"I gave him some 'monster spray' to shut him up, but when a giant invaded our hive that fateful day, I finally believed his cries, in what some have referred to as ‘The Day Kelmar Was Right and the Queen Was Wrong’. He only lived for another week, so, thank Honey, I didn’t actually have to make such a treasonous day official.”
- Queen Bee, Farmhouse Colony
Honey, I Scared the Kid.  Jez Timms/Unsplash

The honey produced by this industrious colony is said to have weighed 100 pounds, which is more than the weight of Class’ own child. The damage caused is estimated to be around $20,000 out of pocket. If 100 pounds of honey fits into 200 8oz glass jars, and Ms. Class sells each jar for $10, how much money will Class earn to make her 38-pound toddler’s nightmares go away?

Answer: Nice Try. This math problem has no solutions for either party involved.

“They destroyed our home, our livelihood, our community, and we’re the monsters? A lot of us still have Bee-TSD from the event, and some lived out our last moments in the chaos of the invasion. We will never forget.
Oh, sorry. I gotta get back to Queen-bangin'.”
- Justin Bee-ber, Drone-Bee/Sex-Icon from the Farmhouse Colony

It looks like Ashley Class got a very early start on “The Birds and the Bees” talk with her young daughter.
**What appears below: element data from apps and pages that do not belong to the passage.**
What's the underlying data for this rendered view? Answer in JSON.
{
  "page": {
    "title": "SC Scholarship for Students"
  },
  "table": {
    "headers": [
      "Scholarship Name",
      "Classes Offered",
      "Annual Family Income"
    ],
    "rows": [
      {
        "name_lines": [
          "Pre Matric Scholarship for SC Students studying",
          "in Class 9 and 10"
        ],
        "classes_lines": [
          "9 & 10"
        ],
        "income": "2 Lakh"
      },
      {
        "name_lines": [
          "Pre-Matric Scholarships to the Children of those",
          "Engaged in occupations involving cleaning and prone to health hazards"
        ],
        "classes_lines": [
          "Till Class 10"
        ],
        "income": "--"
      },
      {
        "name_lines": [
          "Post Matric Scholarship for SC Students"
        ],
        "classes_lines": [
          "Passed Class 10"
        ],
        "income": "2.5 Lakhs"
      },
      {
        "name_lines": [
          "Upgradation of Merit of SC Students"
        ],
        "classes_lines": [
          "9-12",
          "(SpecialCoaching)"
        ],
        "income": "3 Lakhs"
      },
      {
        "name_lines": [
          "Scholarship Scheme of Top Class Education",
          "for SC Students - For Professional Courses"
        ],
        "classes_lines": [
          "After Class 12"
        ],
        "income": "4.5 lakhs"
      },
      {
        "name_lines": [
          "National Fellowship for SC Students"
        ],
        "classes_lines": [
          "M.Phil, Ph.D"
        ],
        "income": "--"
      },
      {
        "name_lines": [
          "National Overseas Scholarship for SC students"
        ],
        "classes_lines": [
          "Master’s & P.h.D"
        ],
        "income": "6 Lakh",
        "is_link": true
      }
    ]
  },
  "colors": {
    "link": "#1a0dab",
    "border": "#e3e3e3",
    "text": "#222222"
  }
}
Heads up, kid: The birds are coming next year… but you have years yet to worry about the bats in the belfry.